Activity
Nothing but the text should be carried over: reproduce all the data exactly and leave out every image.
*** Opening of Supplied records ***
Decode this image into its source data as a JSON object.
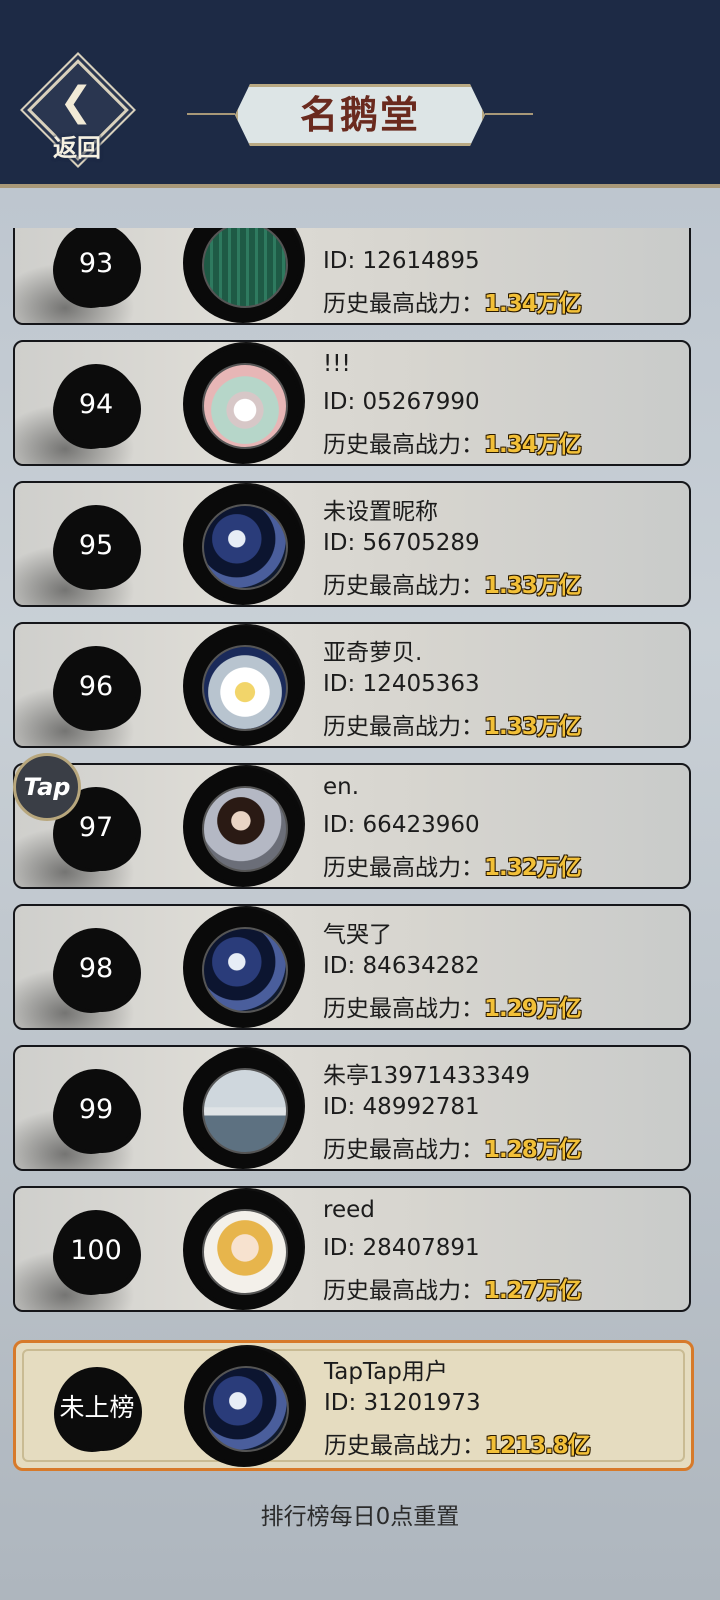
{
  "header": {
    "back_label": "返回",
    "title": "名鹅堂"
  },
  "floating": {
    "tap_label": "Tap"
  },
  "power_label": "历史最高战力：",
  "rows": [
    {
      "rank": "93",
      "name": "",
      "id": "ID: 12614895",
      "power": "1.34万亿",
      "avatar": "green-gate"
    },
    {
      "rank": "94",
      "name": "!!!",
      "id": "ID: 05267990",
      "power": "1.34万亿",
      "avatar": "wedding-photo"
    },
    {
      "rank": "95",
      "name": "未设置昵称",
      "id": "ID: 56705289",
      "power": "1.33万亿",
      "avatar": "blue-armor"
    },
    {
      "rank": "96",
      "name": "亚奇萝贝.",
      "id": "ID: 12405363",
      "power": "1.33万亿",
      "avatar": "astronaut"
    },
    {
      "rank": "97",
      "name": "en.",
      "id": "ID: 66423960",
      "power": "1.32万亿",
      "avatar": "girl-photo"
    },
    {
      "rank": "98",
      "name": "气哭了",
      "id": "ID: 84634282",
      "power": "1.29万亿",
      "avatar": "blue-armor"
    },
    {
      "rank": "99",
      "name": "朱亭13971433349",
      "id": "ID: 48992781",
      "power": "1.28万亿",
      "avatar": "sea-horizon"
    },
    {
      "rank": "100",
      "name": "reed",
      "id": "ID: 28407891",
      "power": "1.27万亿",
      "avatar": "anime-character"
    }
  ],
  "self": {
    "rank": "未上榜",
    "name": "TapTap用户",
    "id": "ID: 31201973",
    "power": "1213.8亿",
    "avatar": "blue-armor"
  },
  "footer": "排行榜每日0点重置"
}
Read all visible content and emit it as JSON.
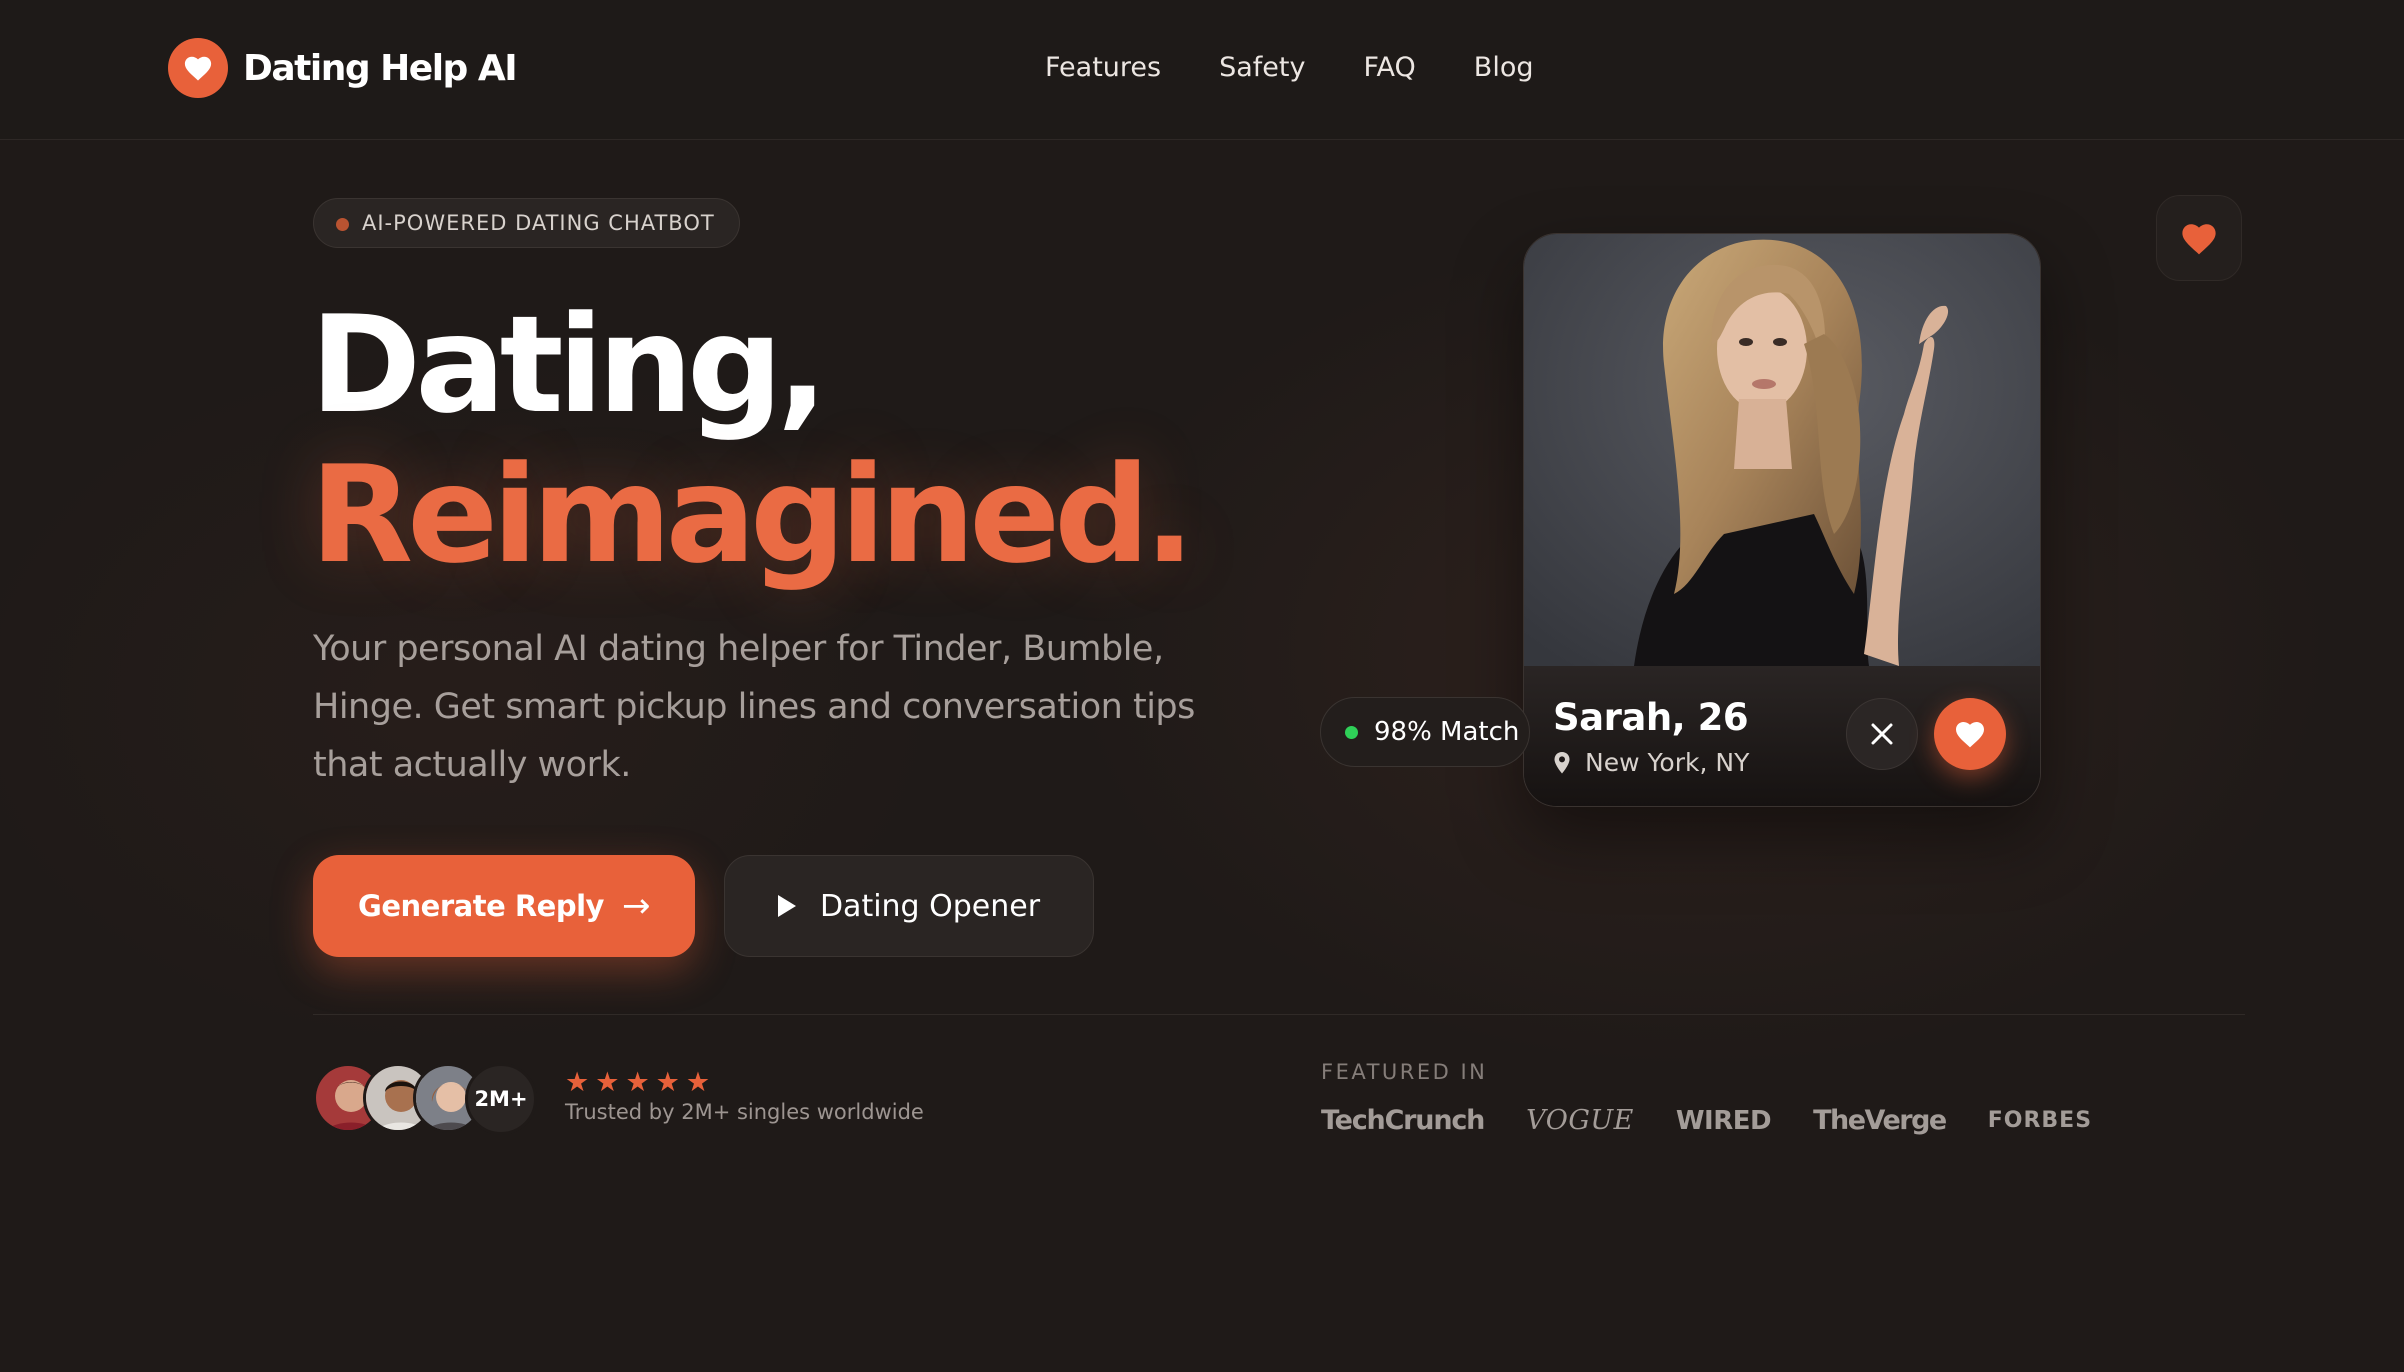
{
  "nav": {
    "brand": "Dating Help AI",
    "links": [
      "Features",
      "Safety",
      "FAQ",
      "Blog"
    ]
  },
  "hero": {
    "badge": "AI-POWERED DATING CHATBOT",
    "title_line1": "Dating,",
    "title_line2": "Reimagined.",
    "subtitle": "Your personal AI dating helper for Tinder, Bumble, Hinge. Get smart pickup lines and conversation tips that actually work.",
    "primary_cta": "Generate Reply",
    "secondary_cta": "Dating Opener"
  },
  "social_proof": {
    "count_badge": "2M+",
    "rating_stars": 5,
    "trusted_text": "Trusted by 2M+ singles worldwide"
  },
  "featured": {
    "label": "FEATURED IN",
    "brands": [
      "TechCrunch",
      "VOGUE",
      "WIRED",
      "TheVerge",
      "FORBES"
    ]
  },
  "profile_card": {
    "name_age": "Sarah, 26",
    "location": "New York, NY",
    "match": "98% Match"
  },
  "colors": {
    "accent": "#e8613a",
    "background": "#1f1a18",
    "online_dot": "#2fd058"
  },
  "icons": {
    "logo": "heart-icon",
    "secondary_cta": "play-icon",
    "location": "map-pin-icon",
    "pass": "close-icon",
    "like": "heart-icon",
    "float": "heart-icon",
    "rating": "star-icon"
  }
}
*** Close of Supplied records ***
Your solution
Decode this image into its source data as a JSON object.
{
  "header": {
    "back_label": "返回",
    "title": "名鹅堂"
  },
  "floating": {
    "tap_label": "Tap"
  },
  "power_label": "历史最高战力：",
  "rows": [
    {
      "rank": "93",
      "name": "",
      "id": "ID: 12614895",
      "power": "1.34万亿",
      "avatar": "green-gate"
    },
    {
      "rank": "94",
      "name": "!!!",
      "id": "ID: 05267990",
      "power": "1.34万亿",
      "avatar": "wedding-photo"
    },
    {
      "rank": "95",
      "name": "未设置昵称",
      "id": "ID: 56705289",
      "power": "1.33万亿",
      "avatar": "blue-armor"
    },
    {
      "rank": "96",
      "name": "亚奇萝贝.",
      "id": "ID: 12405363",
      "power": "1.33万亿",
      "avatar": "astronaut"
    },
    {
      "rank": "97",
      "name": "en.",
      "id": "ID: 66423960",
      "power": "1.32万亿",
      "avatar": "girl-photo"
    },
    {
      "rank": "98",
      "name": "气哭了",
      "id": "ID: 84634282",
      "power": "1.29万亿",
      "avatar": "blue-armor"
    },
    {
      "rank": "99",
      "name": "朱亭13971433349",
      "id": "ID: 48992781",
      "power": "1.28万亿",
      "avatar": "sea-horizon"
    },
    {
      "rank": "100",
      "name": "reed",
      "id": "ID: 28407891",
      "power": "1.27万亿",
      "avatar": "anime-character"
    }
  ],
  "self": {
    "rank": "未上榜",
    "name": "TapTap用户",
    "id": "ID: 31201973",
    "power": "1213.8亿",
    "avatar": "blue-armor"
  },
  "footer": "排行榜每日0点重置"
}
Read all visible content and emit it as JSON.
{
  "nav": {
    "brand": "Dating Help AI",
    "links": [
      "Features",
      "Safety",
      "FAQ",
      "Blog"
    ]
  },
  "hero": {
    "badge": "AI-POWERED DATING CHATBOT",
    "title_line1": "Dating,",
    "title_line2": "Reimagined.",
    "subtitle": "Your personal AI dating helper for Tinder, Bumble, Hinge. Get smart pickup lines and conversation tips that actually work.",
    "primary_cta": "Generate Reply",
    "secondary_cta": "Dating Opener"
  },
  "social_proof": {
    "count_badge": "2M+",
    "rating_stars": 5,
    "trusted_text": "Trusted by 2M+ singles worldwide"
  },
  "featured": {
    "label": "FEATURED IN",
    "brands": [
      "TechCrunch",
      "VOGUE",
      "WIRED",
      "TheVerge",
      "FORBES"
    ]
  },
  "profile_card": {
    "name_age": "Sarah, 26",
    "location": "New York, NY",
    "match": "98% Match"
  },
  "colors": {
    "accent": "#e8613a",
    "background": "#1f1a18",
    "online_dot": "#2fd058"
  },
  "icons": {
    "logo": "heart-icon",
    "secondary_cta": "play-icon",
    "location": "map-pin-icon",
    "pass": "close-icon",
    "like": "heart-icon",
    "float": "heart-icon",
    "rating": "star-icon"
  }
}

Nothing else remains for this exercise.